→ **Work request**
Filter these records by the string "Tomson", copying each line that holds it.

[Web page and app entries]
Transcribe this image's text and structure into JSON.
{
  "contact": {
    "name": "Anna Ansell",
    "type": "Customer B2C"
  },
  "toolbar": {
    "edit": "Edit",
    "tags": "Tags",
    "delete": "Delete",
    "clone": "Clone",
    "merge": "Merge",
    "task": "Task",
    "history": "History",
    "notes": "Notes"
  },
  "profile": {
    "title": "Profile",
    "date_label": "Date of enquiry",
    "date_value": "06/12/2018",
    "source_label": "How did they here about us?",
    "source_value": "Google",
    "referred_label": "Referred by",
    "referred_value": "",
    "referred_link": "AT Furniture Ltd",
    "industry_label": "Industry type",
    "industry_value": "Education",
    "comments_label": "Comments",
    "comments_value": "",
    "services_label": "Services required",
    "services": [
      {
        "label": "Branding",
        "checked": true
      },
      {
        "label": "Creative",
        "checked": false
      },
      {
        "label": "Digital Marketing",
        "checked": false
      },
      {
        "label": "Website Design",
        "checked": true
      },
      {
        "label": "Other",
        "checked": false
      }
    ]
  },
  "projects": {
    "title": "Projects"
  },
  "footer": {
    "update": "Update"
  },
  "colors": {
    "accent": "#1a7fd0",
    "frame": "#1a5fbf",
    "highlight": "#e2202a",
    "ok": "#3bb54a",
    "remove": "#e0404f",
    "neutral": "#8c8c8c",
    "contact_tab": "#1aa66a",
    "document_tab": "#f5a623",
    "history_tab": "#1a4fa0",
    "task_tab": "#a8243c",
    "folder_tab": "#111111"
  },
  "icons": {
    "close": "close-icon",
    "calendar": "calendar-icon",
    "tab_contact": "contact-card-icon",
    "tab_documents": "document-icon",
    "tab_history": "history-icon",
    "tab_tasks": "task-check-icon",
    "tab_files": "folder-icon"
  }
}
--
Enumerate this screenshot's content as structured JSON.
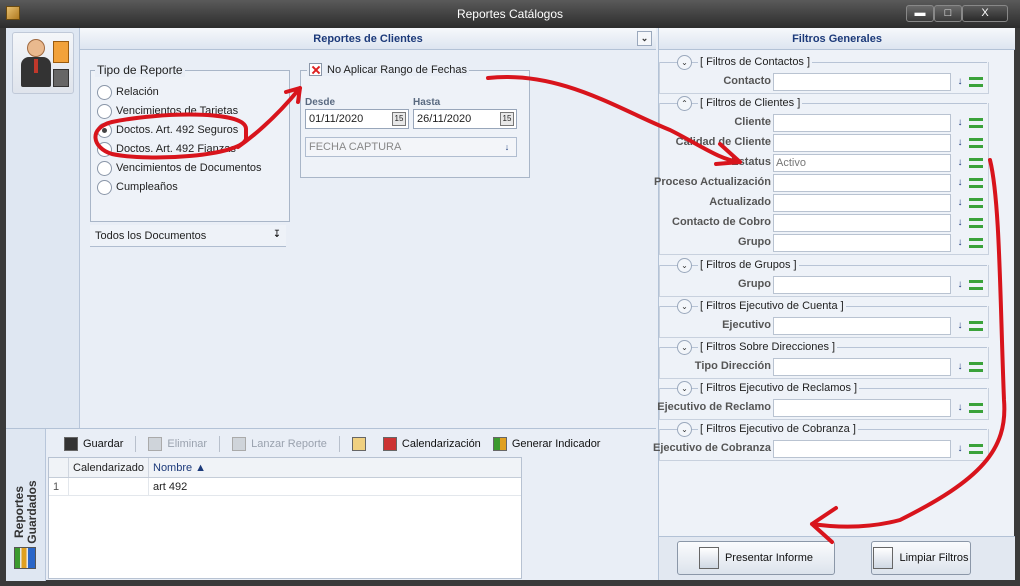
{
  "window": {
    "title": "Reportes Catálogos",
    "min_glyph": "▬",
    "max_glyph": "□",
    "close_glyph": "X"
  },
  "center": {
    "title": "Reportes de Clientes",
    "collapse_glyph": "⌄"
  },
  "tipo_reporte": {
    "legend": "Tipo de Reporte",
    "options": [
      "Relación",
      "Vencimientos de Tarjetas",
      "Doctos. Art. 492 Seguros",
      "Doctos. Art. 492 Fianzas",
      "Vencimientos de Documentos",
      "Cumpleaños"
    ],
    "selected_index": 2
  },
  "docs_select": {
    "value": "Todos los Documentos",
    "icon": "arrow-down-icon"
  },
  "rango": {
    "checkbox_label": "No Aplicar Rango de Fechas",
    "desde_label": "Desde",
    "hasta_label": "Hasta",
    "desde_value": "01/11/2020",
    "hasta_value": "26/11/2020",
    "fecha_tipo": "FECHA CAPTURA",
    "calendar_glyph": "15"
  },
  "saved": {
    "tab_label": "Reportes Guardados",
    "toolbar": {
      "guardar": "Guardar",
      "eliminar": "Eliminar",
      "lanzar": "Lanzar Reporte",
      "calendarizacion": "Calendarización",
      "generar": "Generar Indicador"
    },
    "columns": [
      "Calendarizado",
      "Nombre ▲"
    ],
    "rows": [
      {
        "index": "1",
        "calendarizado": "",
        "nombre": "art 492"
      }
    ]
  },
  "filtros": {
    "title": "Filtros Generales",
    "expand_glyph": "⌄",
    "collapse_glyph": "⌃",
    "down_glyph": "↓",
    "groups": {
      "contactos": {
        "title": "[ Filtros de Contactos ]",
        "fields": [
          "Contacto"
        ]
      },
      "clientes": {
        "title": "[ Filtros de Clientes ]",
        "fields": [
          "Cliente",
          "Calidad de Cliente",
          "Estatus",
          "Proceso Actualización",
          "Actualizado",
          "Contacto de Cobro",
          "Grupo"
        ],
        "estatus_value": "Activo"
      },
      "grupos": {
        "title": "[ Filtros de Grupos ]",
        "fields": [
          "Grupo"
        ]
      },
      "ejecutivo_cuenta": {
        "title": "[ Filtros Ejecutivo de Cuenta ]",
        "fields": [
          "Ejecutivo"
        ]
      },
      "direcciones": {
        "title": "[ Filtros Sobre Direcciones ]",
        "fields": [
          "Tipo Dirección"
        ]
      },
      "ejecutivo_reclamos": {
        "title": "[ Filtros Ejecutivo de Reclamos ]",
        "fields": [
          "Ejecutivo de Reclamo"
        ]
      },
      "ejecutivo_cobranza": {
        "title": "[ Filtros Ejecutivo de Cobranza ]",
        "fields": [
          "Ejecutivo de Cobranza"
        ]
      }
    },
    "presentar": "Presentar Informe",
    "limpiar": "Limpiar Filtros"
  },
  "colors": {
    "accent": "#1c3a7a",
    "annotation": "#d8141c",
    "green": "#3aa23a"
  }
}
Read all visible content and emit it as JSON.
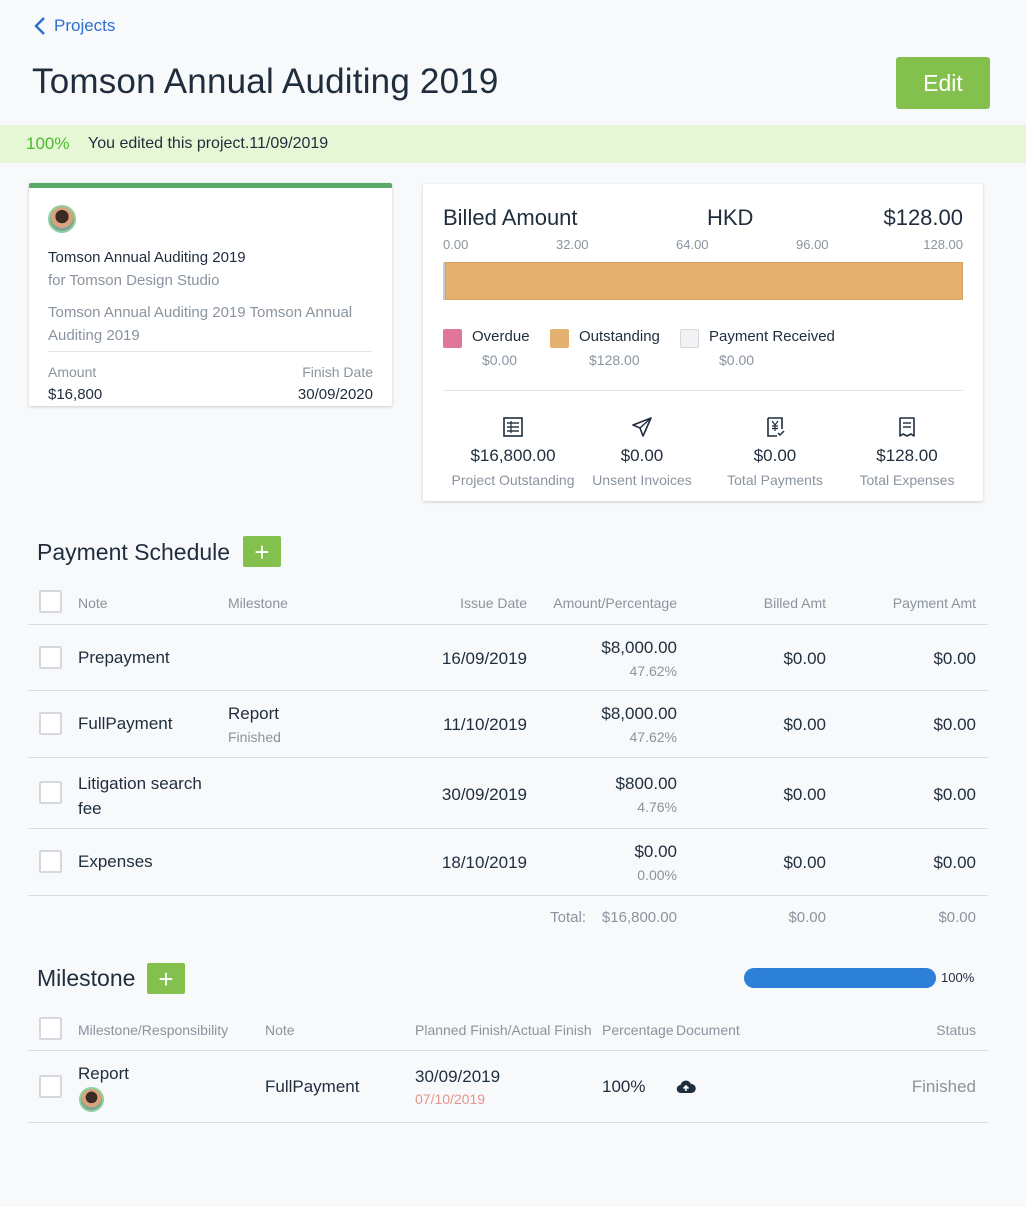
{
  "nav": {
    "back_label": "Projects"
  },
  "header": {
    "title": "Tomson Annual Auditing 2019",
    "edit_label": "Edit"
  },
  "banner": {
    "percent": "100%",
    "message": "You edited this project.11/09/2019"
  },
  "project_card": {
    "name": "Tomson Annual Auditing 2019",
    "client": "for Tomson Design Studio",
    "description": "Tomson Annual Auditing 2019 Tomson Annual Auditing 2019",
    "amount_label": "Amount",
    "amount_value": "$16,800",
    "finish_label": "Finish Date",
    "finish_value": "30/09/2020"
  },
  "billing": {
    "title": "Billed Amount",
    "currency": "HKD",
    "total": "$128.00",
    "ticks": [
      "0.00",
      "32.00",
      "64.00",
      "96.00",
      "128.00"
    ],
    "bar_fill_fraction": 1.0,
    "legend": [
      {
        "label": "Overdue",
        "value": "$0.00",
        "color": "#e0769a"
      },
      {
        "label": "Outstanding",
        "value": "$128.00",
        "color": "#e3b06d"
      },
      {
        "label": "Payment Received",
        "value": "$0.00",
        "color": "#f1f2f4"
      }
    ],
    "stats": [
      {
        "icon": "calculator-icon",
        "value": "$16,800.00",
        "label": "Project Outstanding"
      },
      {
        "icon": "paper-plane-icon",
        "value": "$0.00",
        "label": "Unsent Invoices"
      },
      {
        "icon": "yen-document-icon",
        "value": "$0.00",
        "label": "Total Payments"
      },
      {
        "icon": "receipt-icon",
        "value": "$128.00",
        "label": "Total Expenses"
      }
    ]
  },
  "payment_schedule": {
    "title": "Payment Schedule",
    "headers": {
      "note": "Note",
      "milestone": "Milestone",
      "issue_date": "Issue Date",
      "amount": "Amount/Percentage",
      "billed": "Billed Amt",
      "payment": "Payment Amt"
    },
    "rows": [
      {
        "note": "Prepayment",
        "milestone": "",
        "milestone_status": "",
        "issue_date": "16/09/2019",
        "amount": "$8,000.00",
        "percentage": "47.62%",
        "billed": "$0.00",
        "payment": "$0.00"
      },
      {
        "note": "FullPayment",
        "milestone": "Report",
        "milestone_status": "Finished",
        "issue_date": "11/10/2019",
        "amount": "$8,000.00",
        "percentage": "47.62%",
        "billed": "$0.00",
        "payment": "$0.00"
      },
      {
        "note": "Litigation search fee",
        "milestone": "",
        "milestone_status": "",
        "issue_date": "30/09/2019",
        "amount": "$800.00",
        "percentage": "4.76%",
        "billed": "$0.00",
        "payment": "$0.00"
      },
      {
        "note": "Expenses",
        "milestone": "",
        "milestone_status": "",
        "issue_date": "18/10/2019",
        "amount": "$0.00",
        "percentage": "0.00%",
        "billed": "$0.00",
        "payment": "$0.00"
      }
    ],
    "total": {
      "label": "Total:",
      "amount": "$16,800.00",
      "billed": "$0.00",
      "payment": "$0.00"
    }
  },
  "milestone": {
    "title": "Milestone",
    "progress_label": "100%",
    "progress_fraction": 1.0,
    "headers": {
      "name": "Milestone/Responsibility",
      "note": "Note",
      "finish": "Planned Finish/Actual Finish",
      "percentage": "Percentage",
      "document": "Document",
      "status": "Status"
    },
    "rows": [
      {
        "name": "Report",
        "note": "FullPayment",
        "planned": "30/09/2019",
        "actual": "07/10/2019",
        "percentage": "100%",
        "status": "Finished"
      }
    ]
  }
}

→ **Exercise answer**
    "title": "Tomson Annual Auditing 2019",
    "name": "Tomson Annual Auditing 2019",
    "client": "for Tomson Design Studio",
    "description": "Tomson Annual Auditing 2019 Tomson Annual Auditing 2019",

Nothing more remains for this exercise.